**MATERIAL SUPPLIED:**
=====
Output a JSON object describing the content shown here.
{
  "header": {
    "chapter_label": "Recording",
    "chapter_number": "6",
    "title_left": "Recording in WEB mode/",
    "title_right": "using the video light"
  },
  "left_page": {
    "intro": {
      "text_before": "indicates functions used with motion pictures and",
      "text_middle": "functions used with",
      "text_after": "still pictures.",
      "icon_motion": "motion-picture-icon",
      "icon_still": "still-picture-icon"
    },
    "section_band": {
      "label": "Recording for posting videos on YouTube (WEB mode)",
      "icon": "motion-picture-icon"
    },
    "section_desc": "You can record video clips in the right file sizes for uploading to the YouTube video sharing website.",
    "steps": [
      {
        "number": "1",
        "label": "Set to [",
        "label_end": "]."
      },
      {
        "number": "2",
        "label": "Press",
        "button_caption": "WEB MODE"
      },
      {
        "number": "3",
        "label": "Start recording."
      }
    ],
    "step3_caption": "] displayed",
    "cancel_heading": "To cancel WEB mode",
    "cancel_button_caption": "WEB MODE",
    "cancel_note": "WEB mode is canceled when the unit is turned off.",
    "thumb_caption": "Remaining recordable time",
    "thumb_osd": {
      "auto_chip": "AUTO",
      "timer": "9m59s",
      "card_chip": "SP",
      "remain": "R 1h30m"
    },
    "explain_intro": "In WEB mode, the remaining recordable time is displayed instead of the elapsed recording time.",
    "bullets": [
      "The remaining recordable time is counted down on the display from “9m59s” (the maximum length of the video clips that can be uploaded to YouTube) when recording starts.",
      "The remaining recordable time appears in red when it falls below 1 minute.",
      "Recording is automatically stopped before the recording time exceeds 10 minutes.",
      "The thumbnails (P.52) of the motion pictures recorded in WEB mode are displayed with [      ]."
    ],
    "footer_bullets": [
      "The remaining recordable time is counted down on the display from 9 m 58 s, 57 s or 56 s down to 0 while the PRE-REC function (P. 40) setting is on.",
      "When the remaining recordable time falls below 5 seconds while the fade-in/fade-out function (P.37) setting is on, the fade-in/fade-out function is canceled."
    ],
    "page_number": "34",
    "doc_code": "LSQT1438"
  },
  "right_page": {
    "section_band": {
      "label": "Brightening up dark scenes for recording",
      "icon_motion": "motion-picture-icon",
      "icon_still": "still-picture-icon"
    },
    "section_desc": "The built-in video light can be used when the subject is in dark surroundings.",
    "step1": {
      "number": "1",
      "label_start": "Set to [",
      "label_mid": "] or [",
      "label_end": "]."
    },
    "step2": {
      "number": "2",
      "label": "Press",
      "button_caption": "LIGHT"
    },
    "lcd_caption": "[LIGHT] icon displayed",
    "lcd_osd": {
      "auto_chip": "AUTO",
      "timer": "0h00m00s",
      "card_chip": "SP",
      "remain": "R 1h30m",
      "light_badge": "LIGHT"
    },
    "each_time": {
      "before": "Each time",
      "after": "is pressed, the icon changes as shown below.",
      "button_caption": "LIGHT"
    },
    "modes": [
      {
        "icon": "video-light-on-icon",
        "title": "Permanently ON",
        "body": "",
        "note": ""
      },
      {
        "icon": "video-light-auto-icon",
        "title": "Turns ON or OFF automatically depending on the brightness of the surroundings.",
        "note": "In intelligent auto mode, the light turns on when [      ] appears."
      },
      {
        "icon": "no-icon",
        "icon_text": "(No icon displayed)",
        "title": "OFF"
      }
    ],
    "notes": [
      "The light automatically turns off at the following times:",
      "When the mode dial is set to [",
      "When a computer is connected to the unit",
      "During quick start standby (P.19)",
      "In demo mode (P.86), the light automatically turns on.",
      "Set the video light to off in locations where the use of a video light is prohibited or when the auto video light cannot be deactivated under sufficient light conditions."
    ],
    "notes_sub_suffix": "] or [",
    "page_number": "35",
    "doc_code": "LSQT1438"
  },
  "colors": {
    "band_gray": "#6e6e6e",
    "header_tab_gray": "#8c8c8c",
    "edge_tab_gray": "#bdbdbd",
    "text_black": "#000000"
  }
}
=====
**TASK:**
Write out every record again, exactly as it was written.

**ANSWER:**
Output a JSON object describing the content shown here.
{
  "header": {
    "chapter_label": "Recording",
    "chapter_number": "6",
    "title_left": "Recording in WEB mode/",
    "title_right": "using the video light"
  },
  "left_page": {
    "intro": {
      "text_before": "indicates functions used with motion pictures and",
      "text_middle": "functions used with",
      "text_after": "still pictures.",
      "icon_motion": "motion-picture-icon",
      "icon_still": "still-picture-icon"
    },
    "section_band": {
      "label": "Recording for posting videos on YouTube (WEB mode)",
      "icon": "motion-picture-icon"
    },
    "section_desc": "You can record video clips in the right file sizes for uploading to the YouTube video sharing website.",
    "steps": [
      {
        "number": "1",
        "label": "Set to [",
        "label_end": "]."
      },
      {
        "number": "2",
        "label": "Press",
        "button_caption": "WEB MODE"
      },
      {
        "number": "3",
        "label": "Start recording."
      }
    ],
    "step3_caption": "] displayed",
    "cancel_heading": "To cancel WEB mode",
    "cancel_button_caption": "WEB MODE",
    "cancel_note": "WEB mode is canceled when the unit is turned off.",
    "thumb_caption": "Remaining recordable time",
    "thumb_osd": {
      "auto_chip": "AUTO",
      "timer": "9m59s",
      "card_chip": "SP",
      "remain": "R 1h30m"
    },
    "explain_intro": "In WEB mode, the remaining recordable time is displayed instead of the elapsed recording time.",
    "bullets": [
      "The remaining recordable time is counted down on the display from “9m59s” (the maximum length of the video clips that can be uploaded to YouTube) when recording starts.",
      "The remaining recordable time appears in red when it falls below 1 minute.",
      "Recording is automatically stopped before the recording time exceeds 10 minutes.",
      "The thumbnails (P.52) of the motion pictures recorded in WEB mode are displayed with [      ]."
    ],
    "footer_bullets": [
      "The remaining recordable time is counted down on the display from 9 m 58 s, 57 s or 56 s down to 0 while the PRE-REC function (P. 40) setting is on.",
      "When the remaining recordable time falls below 5 seconds while the fade-in/fade-out function (P.37) setting is on, the fade-in/fade-out function is canceled."
    ],
    "page_number": "34",
    "doc_code": "LSQT1438"
  },
  "right_page": {
    "section_band": {
      "label": "Brightening up dark scenes for recording",
      "icon_motion": "motion-picture-icon",
      "icon_still": "still-picture-icon"
    },
    "section_desc": "The built-in video light can be used when the subject is in dark surroundings.",
    "step1": {
      "number": "1",
      "label_start": "Set to [",
      "label_mid": "] or [",
      "label_end": "]."
    },
    "step2": {
      "number": "2",
      "label": "Press",
      "button_caption": "LIGHT"
    },
    "lcd_caption": "[LIGHT] icon displayed",
    "lcd_osd": {
      "auto_chip": "AUTO",
      "timer": "0h00m00s",
      "card_chip": "SP",
      "remain": "R 1h30m",
      "light_badge": "LIGHT"
    },
    "each_time": {
      "before": "Each time",
      "after": "is pressed, the icon changes as shown below.",
      "button_caption": "LIGHT"
    },
    "modes": [
      {
        "icon": "video-light-on-icon",
        "title": "Permanently ON",
        "body": "",
        "note": ""
      },
      {
        "icon": "video-light-auto-icon",
        "title": "Turns ON or OFF automatically depending on the brightness of the surroundings.",
        "note": "In intelligent auto mode, the light turns on when [      ] appears."
      },
      {
        "icon": "no-icon",
        "icon_text": "(No icon displayed)",
        "title": "OFF"
      }
    ],
    "notes": [
      "The light automatically turns off at the following times:",
      "When the mode dial is set to [",
      "When a computer is connected to the unit",
      "During quick start standby (P.19)",
      "In demo mode (P.86), the light automatically turns on.",
      "Set the video light to off in locations where the use of a video light is prohibited or when the auto video light cannot be deactivated under sufficient light conditions."
    ],
    "notes_sub_suffix": "] or [",
    "page_number": "35",
    "doc_code": "LSQT1438"
  },
  "colors": {
    "band_gray": "#6e6e6e",
    "header_tab_gray": "#8c8c8c",
    "edge_tab_gray": "#bdbdbd",
    "text_black": "#000000"
  }
}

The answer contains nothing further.